minute climb rate out of there. At 2200 lbs., I have had no difficulty
landing the R44 Raven I at airports as high as 7400' and have even done
some pinnacle landings closer to 8000' above sea level.
People have had accidents from windows popping out and doors not being properly secured. So if you are putting doors on and off, don't get lazy about putting the cotter pins back through the hinges.
Most of the standard insurance companies will not insure Robinson helicopters, partly due to the fact that Robinson does not itself have insurance. Thus if there is an accident and the victims allege that there was a manufacturing or design defect, the owner's insurance company is defending side-by-side with the notoriously stubborn Robinson and not with a settlement-minded insurance company.
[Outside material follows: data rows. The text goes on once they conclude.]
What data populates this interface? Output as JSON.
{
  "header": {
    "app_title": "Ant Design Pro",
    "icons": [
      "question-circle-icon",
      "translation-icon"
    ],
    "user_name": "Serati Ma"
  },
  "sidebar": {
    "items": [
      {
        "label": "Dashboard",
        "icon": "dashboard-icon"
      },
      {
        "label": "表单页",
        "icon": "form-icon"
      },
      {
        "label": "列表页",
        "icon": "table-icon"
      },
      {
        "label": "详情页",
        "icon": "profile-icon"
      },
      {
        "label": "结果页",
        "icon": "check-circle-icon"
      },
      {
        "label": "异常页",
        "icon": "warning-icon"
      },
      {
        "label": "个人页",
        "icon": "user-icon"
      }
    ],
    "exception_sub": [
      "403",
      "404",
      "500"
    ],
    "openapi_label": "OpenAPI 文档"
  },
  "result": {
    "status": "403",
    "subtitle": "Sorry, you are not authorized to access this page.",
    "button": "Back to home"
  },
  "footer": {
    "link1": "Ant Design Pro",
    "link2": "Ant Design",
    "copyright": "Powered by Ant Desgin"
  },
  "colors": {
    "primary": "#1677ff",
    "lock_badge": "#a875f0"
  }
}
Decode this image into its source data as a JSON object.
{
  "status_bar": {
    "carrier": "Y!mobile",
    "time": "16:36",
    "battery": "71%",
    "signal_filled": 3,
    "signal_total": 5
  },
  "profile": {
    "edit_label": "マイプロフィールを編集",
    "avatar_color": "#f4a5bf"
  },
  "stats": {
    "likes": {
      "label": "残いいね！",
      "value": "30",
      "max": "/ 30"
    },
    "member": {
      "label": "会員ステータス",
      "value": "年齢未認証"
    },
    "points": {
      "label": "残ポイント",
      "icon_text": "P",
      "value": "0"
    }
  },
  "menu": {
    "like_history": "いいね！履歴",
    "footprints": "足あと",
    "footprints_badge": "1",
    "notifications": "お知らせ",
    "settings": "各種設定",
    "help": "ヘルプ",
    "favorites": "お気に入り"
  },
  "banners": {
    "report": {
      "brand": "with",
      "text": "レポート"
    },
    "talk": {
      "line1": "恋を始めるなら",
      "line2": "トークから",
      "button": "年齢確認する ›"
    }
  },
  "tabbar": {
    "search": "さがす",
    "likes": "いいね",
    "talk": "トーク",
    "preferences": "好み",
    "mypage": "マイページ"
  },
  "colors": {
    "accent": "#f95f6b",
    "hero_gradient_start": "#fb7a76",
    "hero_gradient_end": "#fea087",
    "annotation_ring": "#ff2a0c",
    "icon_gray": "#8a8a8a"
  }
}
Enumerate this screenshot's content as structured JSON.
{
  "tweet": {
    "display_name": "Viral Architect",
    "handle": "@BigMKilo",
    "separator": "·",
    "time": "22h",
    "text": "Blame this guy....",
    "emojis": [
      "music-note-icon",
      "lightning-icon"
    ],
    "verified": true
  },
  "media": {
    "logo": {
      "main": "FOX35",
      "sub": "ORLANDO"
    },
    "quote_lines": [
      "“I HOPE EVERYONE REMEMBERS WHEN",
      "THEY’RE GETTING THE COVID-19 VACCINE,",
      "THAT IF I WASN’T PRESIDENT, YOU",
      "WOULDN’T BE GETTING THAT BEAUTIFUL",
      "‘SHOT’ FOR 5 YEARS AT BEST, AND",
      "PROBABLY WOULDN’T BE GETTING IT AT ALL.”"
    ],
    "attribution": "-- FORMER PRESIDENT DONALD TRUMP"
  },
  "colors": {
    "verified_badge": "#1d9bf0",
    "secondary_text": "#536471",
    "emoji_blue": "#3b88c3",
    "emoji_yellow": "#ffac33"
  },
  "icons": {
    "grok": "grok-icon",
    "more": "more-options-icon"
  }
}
Sutton James has a program underwritten Starr Aviation. The insurance can cover customer rental, flight training, FAR 135 operations, etc. We get our insurance through David Hampson, who is a great agent (handles a lot of turboprops and jets, but is also competent with piston aircraft).
The cost of overhaul is substantially higher than Robinson advertises due to the fact that Robinson adds a substantial core charge to the cost of an overhaul kit. When the timed-out cores are returned to the factory, nearly always the factory says "These cores are in much worse than average condition" and only a portion of the core charge is refunded. A factory overhaul can cost $250,000 to $300,000 ($136/hour). The tailcone and a few other components have a life limit of 4400 hours, so the 2nd, 4th, 6th, etc. overhauls are about $15,000 more expensive than the odd-numbered overhauls.
If a major component fails before 2200 hours, you end up with a machine that has out of sync parts. For example, at 2107 collective hours, the main rotor transmission gears on one of our helicopters began grinding and produced enough metal to activate the MR CHIP light. We already had an overhaul kit in place and elected to swap the transmission. So we were left with a helicopter whose transmission required replacement at 4307 hours while the rest of the machine required overhaul at 4400 hours.
Budget $50 per hour for 100-hour inspections and other routine maintenance.
Here are some of my favorite dealers:
One caveat about the Robinsons these days is that if you get some few options you might find that the cost goes up to the point that a used EC120 is actually cheaper. The Garmin 420W GPS/COM that we paid about $5,000 extra for in a 2008 machine is now lightly upgraded to a touch screen and will cost close to $20,000 with the required audio panel.